The geological library: a rock sample repository

In its geological library in Orléans, BRGM keeps 40,000 metres of geological core samples and collections of rocks from drilling operations carried out at various depths throughout France.
2 July 2018

BRGM's geological library in Orléans

BRGM's geological library stores boxes of samples representing hundreds, even thousands, of years of France's geology.

© BRGM

This is where part of France's memory is stored. These crates contain the witnesses of thousands of years of French soil. This is BRGM's drill core library. 

It is where we archive and study our rock collections. These crates behind me contain drill-core samples from different depths, which can be accessed and studied at any time. 

Would you show us around? 

Come on, then. 

The BRGM, or French Geological Survey, stores 40,000 metres of geological cores here. A geological core is this. To obtain them, you drill into bedrock and extract a continuous sample without destroying the rock. Cores tell us how the Earth was formed and whether water, oil or minerals are present.  

Core drilling furthers geological understanding and tells us what lies beneath our feet. It also enables us to correlate information about different sites to understand the geometry of the subsurface or of the reservoirs in which, for example, water can be stored. 

Some samples are from important drilling projects. 

These are the core samples from our drilling project in Couy-Sancerre. We took continuous core samples to a depth of 1,800 metres. Then we took a series of core sample sections to the final depth of 3,500 metres. It's the deepest drilling project BRGM has done with its university partners in France. 

These are not the only memorable rocks archived in the drill-core library.
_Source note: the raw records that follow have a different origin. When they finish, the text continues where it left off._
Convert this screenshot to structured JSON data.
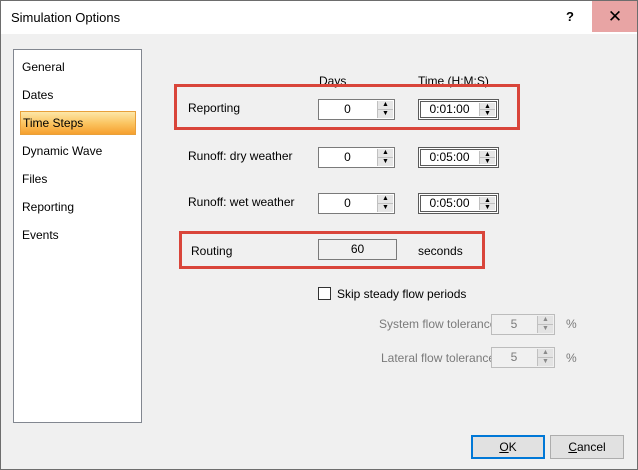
{
  "window": {
    "title": "Simulation Options",
    "help_label": "?",
    "close_label": "✕"
  },
  "sidebar": {
    "items": [
      {
        "label": "General",
        "selected": false
      },
      {
        "label": "Dates",
        "selected": false
      },
      {
        "label": "Time Steps",
        "selected": true
      },
      {
        "label": "Dynamic Wave",
        "selected": false
      },
      {
        "label": "Files",
        "selected": false
      },
      {
        "label": "Reporting",
        "selected": false
      },
      {
        "label": "Events",
        "selected": false
      }
    ]
  },
  "columns": {
    "days": "Days",
    "time": "Time (H:M:S)"
  },
  "rows": {
    "reporting": {
      "label": "Reporting",
      "days": "0",
      "time": "0:01:00"
    },
    "runoff_dry": {
      "label": "Runoff: dry weather",
      "days": "0",
      "time": "0:05:00"
    },
    "runoff_wet": {
      "label": "Runoff: wet weather",
      "days": "0",
      "time": "0:05:00"
    }
  },
  "routing": {
    "label": "Routing",
    "value": "60",
    "unit": "seconds"
  },
  "steady_flow": {
    "label": "Skip steady flow periods",
    "checked": false,
    "system_tolerance_label": "System flow tolerance",
    "system_tolerance_value": "5",
    "system_tolerance_unit": "%",
    "lateral_tolerance_label": "Lateral flow tolerance",
    "lateral_tolerance_value": "5",
    "lateral_tolerance_unit": "%"
  },
  "buttons": {
    "ok_first": "O",
    "ok_rest": "K",
    "cancel_first": "C",
    "cancel_rest": "ancel"
  },
  "colors": {
    "highlight": "#d9453a",
    "selection": "#fbc562",
    "default_button_border": "#0078d7"
  },
  "icons": {
    "spin_up": "▲",
    "spin_down": "▼"
  }
}
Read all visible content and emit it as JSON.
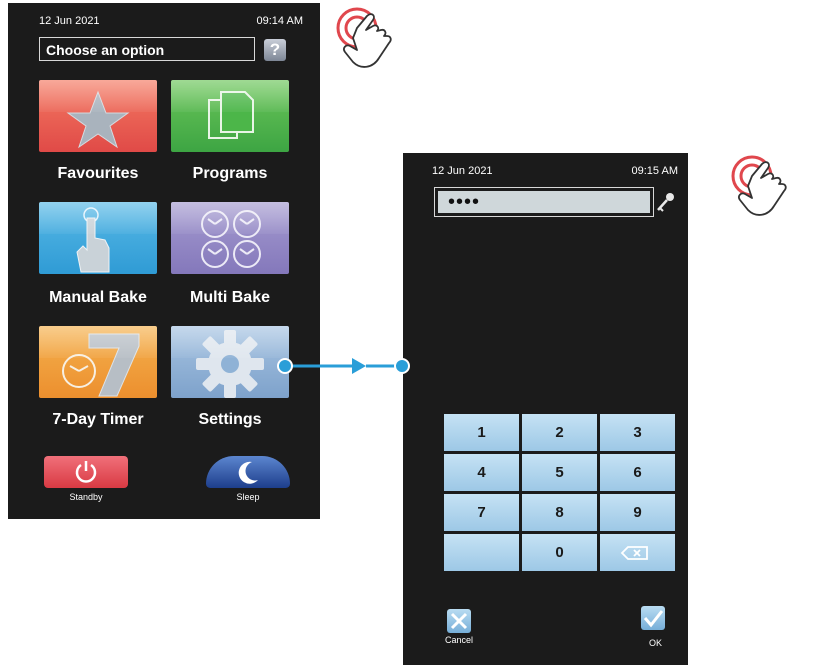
{
  "colors": {
    "screen_bg": "#1b1b1b",
    "favourites": "#ea5a52",
    "programs": "#4cb649",
    "manual_bake": "#3ba6dc",
    "multi_bake": "#8f84c2",
    "timer": "#ef9a3a",
    "settings": "#8fb2d6",
    "standby": "#e0474d",
    "sleep": "#284ea0",
    "connector": "#2a9ed8",
    "key": "#b3d7ef"
  },
  "screen1": {
    "date": "12 Jun 2021",
    "time": "09:14 AM",
    "title": "Choose an option",
    "help": "?",
    "tiles": [
      {
        "label": "Favourites",
        "icon": "star-icon"
      },
      {
        "label": "Programs",
        "icon": "documents-icon"
      },
      {
        "label": "Manual Bake",
        "icon": "hand-pointer-icon"
      },
      {
        "label": "Multi Bake",
        "icon": "four-clocks-icon"
      },
      {
        "label": "7-Day Timer",
        "icon": "seven-day-clock-icon"
      },
      {
        "label": "Settings",
        "icon": "gear-icon"
      }
    ],
    "standby": {
      "label": "Standby",
      "icon": "power-icon"
    },
    "sleep": {
      "label": "Sleep",
      "icon": "moon-icon"
    }
  },
  "screen2": {
    "date": "12 Jun 2021",
    "time": "09:15 AM",
    "password_mask": "••••",
    "keypad": [
      "1",
      "2",
      "3",
      "4",
      "5",
      "6",
      "7",
      "8",
      "9",
      "",
      "0",
      "⌫"
    ],
    "cancel": {
      "label": "Cancel",
      "icon": "x-icon"
    },
    "ok": {
      "label": "OK",
      "icon": "check-icon"
    }
  }
}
Down here, these crates contain cores from an historic drilling project. 

These cores were taken when the Channel Tunnel was drilled. They were taken horizontally at the front of the boring machine, to see which rock type was ahead and to make sure we stayed in the same layer: Paris Basin chalk marl. You can write with it. 

But to preserve and protect this heritage, the BRGM has decided to store its geological cores in plastic crates.  

This involves putting the cores in the right order, keeping each core sample intact and noting the initial and final depths of each core. All of this is photographed and added to a database. The idea is to make the database available on our InfoTerre website.  

You can view the photos on the site or come study the core samples here at the drill-core library. 

Everyone can come here and consult the archives. We welcome academics, who work on the core samples, industrialists too, who want to know more about a particular site's geology. We have these objects for study as well as analytical facilities. We can offer our users the whole analytical chain. 

The BRGM refines its knowledge of France's subsurface with new drilling projects, like here near Bordeaux, whose core samples will be added to the library.